+++ SOURCE MATERIAL
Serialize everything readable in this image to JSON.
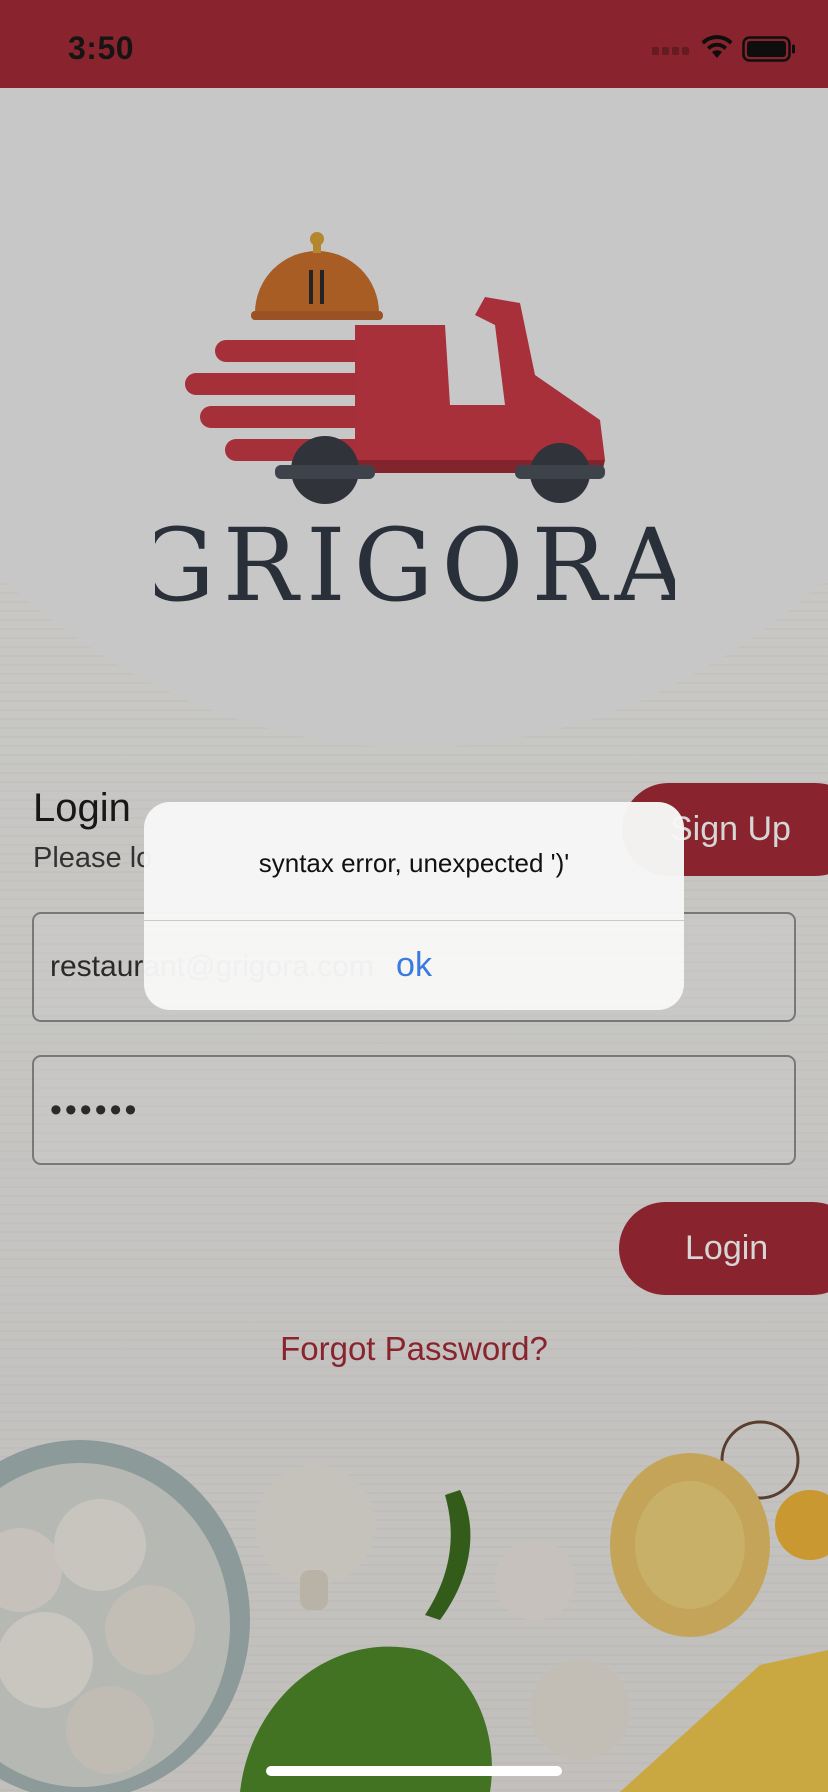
{
  "status_bar": {
    "time": "3:50"
  },
  "colors": {
    "brand": "#a42b37",
    "link": "#3c7ae0"
  },
  "logo": {
    "wordmark": "GRIGORA"
  },
  "login": {
    "heading": "Login",
    "subheading": "Please lo",
    "signup_label": "Sign Up",
    "email_value": "restaurant@grigora.com",
    "password_value": "••••••",
    "login_label": "Login",
    "forgot_label": "Forgot Password?"
  },
  "alert": {
    "message": "syntax error, unexpected ')'",
    "ok_label": "ok"
  },
  "icons": [
    "signal-icon",
    "wifi-icon",
    "battery-icon"
  ]
}
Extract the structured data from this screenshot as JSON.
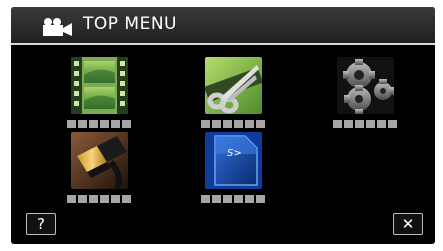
{
  "header": {
    "title": "TOP MENU",
    "icon": "video-camera-icon"
  },
  "menu_items": [
    {
      "name": "video-playback",
      "icon": "film-icon",
      "label": "••••••"
    },
    {
      "name": "edit",
      "icon": "scissors-icon",
      "label": "••••••"
    },
    {
      "name": "settings",
      "icon": "gears-icon",
      "label": "••••••"
    },
    {
      "name": "hdmi-connection",
      "icon": "hdmi-cable-icon",
      "label": "••••••"
    },
    {
      "name": "sd-card",
      "icon": "sd-card-icon",
      "label": "••••••"
    }
  ],
  "footer": {
    "help_label": "?",
    "close_label": "✕"
  },
  "colors": {
    "background": "#000000",
    "header": "#2b2b2b",
    "label_dots": "#a6a6a6"
  }
}
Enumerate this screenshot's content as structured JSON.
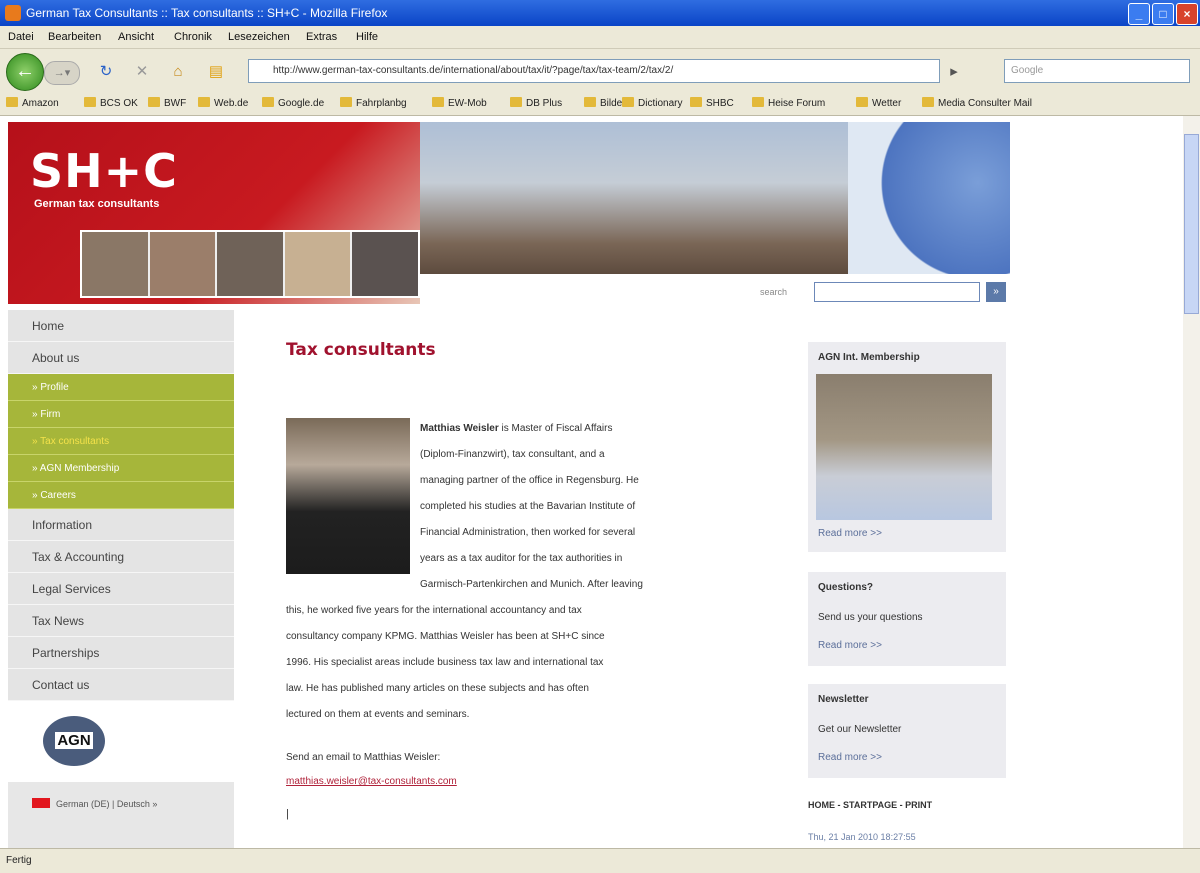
{
  "window": {
    "title": "German Tax Consultants :: Tax consultants :: SH+C - Mozilla Firefox"
  },
  "menu": [
    "Datei",
    "Bearbeiten",
    "Ansicht",
    "Chronik",
    "Lesezeichen",
    "Extras",
    "Hilfe"
  ],
  "browser": {
    "url": "http://www.german-tax-consultants.de/international/about/tax/it/?page/tax/tax-team/2/tax/2/",
    "search_placeholder": "Google"
  },
  "bookmarks": [
    "Amazon",
    "BCS OK",
    "BWF",
    "Web.de",
    "Google.de",
    "Fahrplanbg",
    "EW-Mob",
    "DB Plus",
    "Bilder",
    "Dictionary",
    "SHBC",
    "Heise Forum",
    "Wetter",
    "Media Consulter Mail"
  ],
  "status": "Fertig",
  "site": {
    "logo": "SH+C",
    "tagline": "German tax consultants",
    "search_label": "search",
    "search_go": "»",
    "nav": [
      {
        "label": "Home",
        "type": "item"
      },
      {
        "label": "About us",
        "type": "item"
      },
      {
        "label": "» Profile",
        "type": "sub"
      },
      {
        "label": "» Firm",
        "type": "sub"
      },
      {
        "label": "» Tax consultants",
        "type": "sub",
        "active": true
      },
      {
        "label": "» AGN Membership",
        "type": "sub"
      },
      {
        "label": "» Careers",
        "type": "sub"
      },
      {
        "label": "Information",
        "type": "item"
      },
      {
        "label": "Tax & Accounting",
        "type": "item"
      },
      {
        "label": "Legal Services",
        "type": "item"
      },
      {
        "label": "Tax News",
        "type": "item"
      },
      {
        "label": "Partnerships",
        "type": "item"
      },
      {
        "label": "Contact us",
        "type": "item"
      }
    ],
    "agn_logo": "AGN",
    "language": "German (DE) | Deutsch »",
    "main": {
      "title": "Tax consultants",
      "bio_name": "Matthias Weisler",
      "bio_lines": [
        " is Master of Fiscal Affairs",
        "(Diplom-Finanzwirt), tax consultant, and a",
        "managing partner of the office in Regensburg. He",
        "completed his studies at the Bavarian Institute of",
        "Financial Administration, then worked for several",
        "years as a tax auditor for the tax authorities in",
        "Garmisch-Partenkirchen and Munich. After leaving",
        "this, he worked five years for the international accountancy and tax",
        "consultancy company KPMG. Matthias Weisler has been at SH+C since",
        "1996. His specialist areas include business tax law and international tax",
        "law. He has published many articles on these subjects and has often",
        "lectured on them at events and seminars."
      ],
      "mail_intro": "Send an email to Matthias Weisler:",
      "mail_link": "matthias.weisler@tax-consultants.com"
    },
    "sidebar": {
      "box1_title": "AGN Int. Membership",
      "box1_more": "Read more >>",
      "box2_title": "Questions?",
      "box2_line": "Send us your questions",
      "box2_more": "Read more >>",
      "box3_title": "Newsletter",
      "box3_line": "Get our Newsletter",
      "box3_more": "Read more >>",
      "dates_line": "HOME - STARTPAGE - PRINT",
      "date": "Thu, 21 Jan 2010 18:27:55"
    }
  }
}
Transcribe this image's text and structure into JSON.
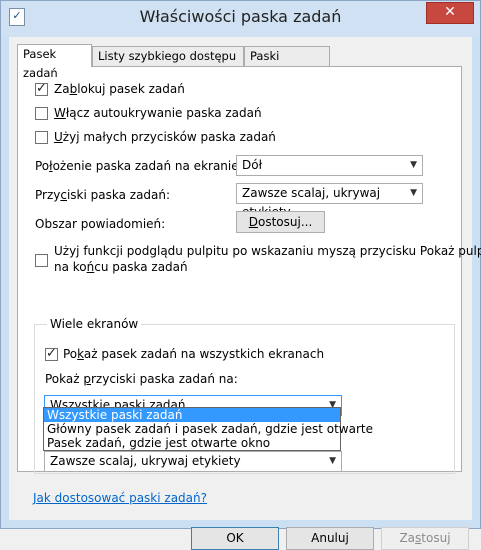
{
  "window": {
    "title": "Właściwości paska zadań",
    "close_glyph": "✕",
    "icon_glyph": "✓"
  },
  "tabs": [
    {
      "label": "Pasek zadań",
      "active": true
    },
    {
      "label": "Listy szybkiego dostępu",
      "active": false
    },
    {
      "label": "Paski narzędzi",
      "active": false
    }
  ],
  "options": {
    "lock": {
      "pre": "Za",
      "u": "b",
      "post": "lokuj pasek zadań",
      "checked": true
    },
    "autohide": {
      "pre": "",
      "u": "W",
      "post": "łącz autoukrywanie paska zadań",
      "checked": false
    },
    "small": {
      "pre": "",
      "u": "U",
      "post": "żyj małych przycisków paska zadań",
      "checked": false
    }
  },
  "position": {
    "label_pre": "Po",
    "label_u": "ł",
    "label_post": "ożenie paska zadań na ekranie:",
    "value": "Dół"
  },
  "buttons_mode": {
    "label_pre": "Przy",
    "label_u": "c",
    "label_post": "iski paska zadań:",
    "value": "Zawsze scalaj, ukrywaj etykiety"
  },
  "notification": {
    "label": "Obszar powiadomień:",
    "button_pre": "",
    "button_u": "D",
    "button_post": "ostosuj..."
  },
  "peek": {
    "line1_pre": "Użyj funkcji podglądu pulpitu po wskazaniu myszą przycisku Pokaż pulpit",
    "line2_pre": "na ko",
    "line2_u": "ń",
    "line2_post": "cu paska zadań",
    "checked": false
  },
  "multi": {
    "group_title": "Wiele ekranów",
    "show_all": {
      "pre": "Po",
      "u": "k",
      "post": "aż pasek zadań na wszystkich ekranach",
      "checked": true
    },
    "show_buttons_label_pre": "Pokaż ",
    "show_buttons_label_u": "p",
    "show_buttons_label_post": "rzyciski paska zadań na:",
    "show_buttons_value": "Wszystkie paski zadań",
    "dropdown_options": [
      "Wszystkie paski zadań",
      "Główny pasek zadań i pasek zadań, gdzie jest otwarte",
      "Pasek zadań, gdzie jest otwarte okno"
    ],
    "hidden_combo_value": "Zawsze scalaj, ukrywaj etykiety"
  },
  "help_link": "Jak dostosować paski zadań?",
  "footer": {
    "ok": "OK",
    "cancel": "Anuluj",
    "apply_pre": "Za",
    "apply_u": "s",
    "apply_post": "tosuj"
  }
}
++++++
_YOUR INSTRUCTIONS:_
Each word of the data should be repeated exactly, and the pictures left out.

_EXERCISE ANSWER:_
Serialize everything readable in this image to JSON.
{
  "status_bar": {
    "time": "3:50"
  },
  "colors": {
    "brand": "#a42b37",
    "link": "#3c7ae0"
  },
  "logo": {
    "wordmark": "GRIGORA"
  },
  "login": {
    "heading": "Login",
    "subheading": "Please lo",
    "signup_label": "Sign Up",
    "email_value": "restaurant@grigora.com",
    "password_value": "••••••",
    "login_label": "Login",
    "forgot_label": "Forgot Password?"
  },
  "alert": {
    "message": "syntax error, unexpected ')'",
    "ok_label": "ok"
  },
  "icons": [
    "signal-icon",
    "wifi-icon",
    "battery-icon"
  ]
}
Extract the structured data from this screenshot as JSON.
{
  "header": {
    "title": "TOP MENU",
    "icon": "video-camera-icon"
  },
  "menu_items": [
    {
      "name": "video-playback",
      "icon": "film-icon",
      "label": "••••••"
    },
    {
      "name": "edit",
      "icon": "scissors-icon",
      "label": "••••••"
    },
    {
      "name": "settings",
      "icon": "gears-icon",
      "label": "••••••"
    },
    {
      "name": "hdmi-connection",
      "icon": "hdmi-cable-icon",
      "label": "••••••"
    },
    {
      "name": "sd-card",
      "icon": "sd-card-icon",
      "label": "••••••"
    }
  ],
  "footer": {
    "help_label": "?",
    "close_label": "✕"
  },
  "colors": {
    "background": "#000000",
    "header": "#2b2b2b",
    "label_dots": "#a6a6a6"
  }
}
Enumerate this screenshot's content as structured JSON.
{
  "window": {
    "title": "German Tax Consultants :: Tax consultants :: SH+C - Mozilla Firefox"
  },
  "menu": [
    "Datei",
    "Bearbeiten",
    "Ansicht",
    "Chronik",
    "Lesezeichen",
    "Extras",
    "Hilfe"
  ],
  "browser": {
    "url": "http://www.german-tax-consultants.de/international/about/tax/it/?page/tax/tax-team/2/tax/2/",
    "search_placeholder": "Google"
  },
  "bookmarks": [
    "Amazon",
    "BCS OK",
    "BWF",
    "Web.de",
    "Google.de",
    "Fahrplanbg",
    "EW-Mob",
    "DB Plus",
    "Bilder",
    "Dictionary",
    "SHBC",
    "Heise Forum",
    "Wetter",
    "Media Consulter Mail"
  ],
  "status": "Fertig",
  "site": {
    "logo": "SH+C",
    "tagline": "German tax consultants",
    "search_label": "search",
    "search_go": "»",
    "nav": [
      {
        "label": "Home",
        "type": "item"
      },
      {
        "label": "About us",
        "type": "item"
      },
      {
        "label": "» Profile",
        "type": "sub"
      },
      {
        "label": "» Firm",
        "type": "sub"
      },
      {
        "label": "» Tax consultants",
        "type": "sub",
        "active": true
      },
      {
        "label": "» AGN Membership",
        "type": "sub"
      },
      {
        "label": "» Careers",
        "type": "sub"
      },
      {
        "label": "Information",
        "type": "item"
      },
      {
        "label": "Tax & Accounting",
        "type": "item"
      },
      {
        "label": "Legal Services",
        "type": "item"
      },
      {
        "label": "Tax News",
        "type": "item"
      },
      {
        "label": "Partnerships",
        "type": "item"
      },
      {
        "label": "Contact us",
        "type": "item"
      }
    ],
    "agn_logo": "AGN",
    "language": "German (DE) | Deutsch »",
    "main": {
      "title": "Tax consultants",
      "bio_name": "Matthias Weisler",
      "bio_lines": [
        " is Master of Fiscal Affairs",
        "(Diplom-Finanzwirt), tax consultant, and a",
        "managing partner of the office in Regensburg. He",
        "completed his studies at the Bavarian Institute of",
        "Financial Administration, then worked for several",
        "years as a tax auditor for the tax authorities in",
        "Garmisch-Partenkirchen and Munich. After leaving",
        "this, he worked five years for the international accountancy and tax",
        "consultancy company KPMG. Matthias Weisler has been at SH+C since",
        "1996. His specialist areas include business tax law and international tax",
        "law. He has published many articles on these subjects and has often",
        "lectured on them at events and seminars."
      ],
      "mail_intro": "Send an email to Matthias Weisler:",
      "mail_link": "matthias.weisler@tax-consultants.com"
    },
    "sidebar": {
      "box1_title": "AGN Int. Membership",
      "box1_more": "Read more >>",
      "box2_title": "Questions?",
      "box2_line": "Send us your questions",
      "box2_more": "Read more >>",
      "box3_title": "Newsletter",
      "box3_line": "Get our Newsletter",
      "box3_more": "Read more >>",
      "dates_line": "HOME - STARTPAGE - PRINT",
      "date": "Thu, 21 Jan 2010 18:27:55"
    }
  }
}
Transcribe this image's text and structure into JSON.
{
  "window": {
    "title": "Właściwości paska zadań",
    "close_glyph": "✕",
    "icon_glyph": "✓"
  },
  "tabs": [
    {
      "label": "Pasek zadań",
      "active": true
    },
    {
      "label": "Listy szybkiego dostępu",
      "active": false
    },
    {
      "label": "Paski narzędzi",
      "active": false
    }
  ],
  "options": {
    "lock": {
      "pre": "Za",
      "u": "b",
      "post": "lokuj pasek zadań",
      "checked": true
    },
    "autohide": {
      "pre": "",
      "u": "W",
      "post": "łącz autoukrywanie paska zadań",
      "checked": false
    },
    "small": {
      "pre": "",
      "u": "U",
      "post": "żyj małych przycisków paska zadań",
      "checked": false
    }
  },
  "position": {
    "label_pre": "Po",
    "label_u": "ł",
    "label_post": "ożenie paska zadań na ekranie:",
    "value": "Dół"
  },
  "buttons_mode": {
    "label_pre": "Przy",
    "label_u": "c",
    "label_post": "iski paska zadań:",
    "value": "Zawsze scalaj, ukrywaj etykiety"
  },
  "notification": {
    "label": "Obszar powiadomień:",
    "button_pre": "",
    "button_u": "D",
    "button_post": "ostosuj..."
  },
  "peek": {
    "line1_pre": "Użyj funkcji podglądu pulpitu po wskazaniu myszą przycisku Pokaż pulpit",
    "line2_pre": "na ko",
    "line2_u": "ń",
    "line2_post": "cu paska zadań",
    "checked": false
  },
  "multi": {
    "group_title": "Wiele ekranów",
    "show_all": {
      "pre": "Po",
      "u": "k",
      "post": "aż pasek zadań na wszystkich ekranach",
      "checked": true
    },
    "show_buttons_label_pre": "Pokaż ",
    "show_buttons_label_u": "p",
    "show_buttons_label_post": "rzyciski paska zadań na:",
    "show_buttons_value": "Wszystkie paski zadań",
    "dropdown_options": [
      "Wszystkie paski zadań",
      "Główny pasek zadań i pasek zadań, gdzie jest otwarte",
      "Pasek zadań, gdzie jest otwarte okno"
    ],
    "hidden_combo_value": "Zawsze scalaj, ukrywaj etykiety"
  },
  "help_link": "Jak dostosować paski zadań?",
  "footer": {
    "ok": "OK",
    "cancel": "Anuluj",
    "apply_pre": "Za",
    "apply_u": "s",
    "apply_post": "tosuj"
  }
}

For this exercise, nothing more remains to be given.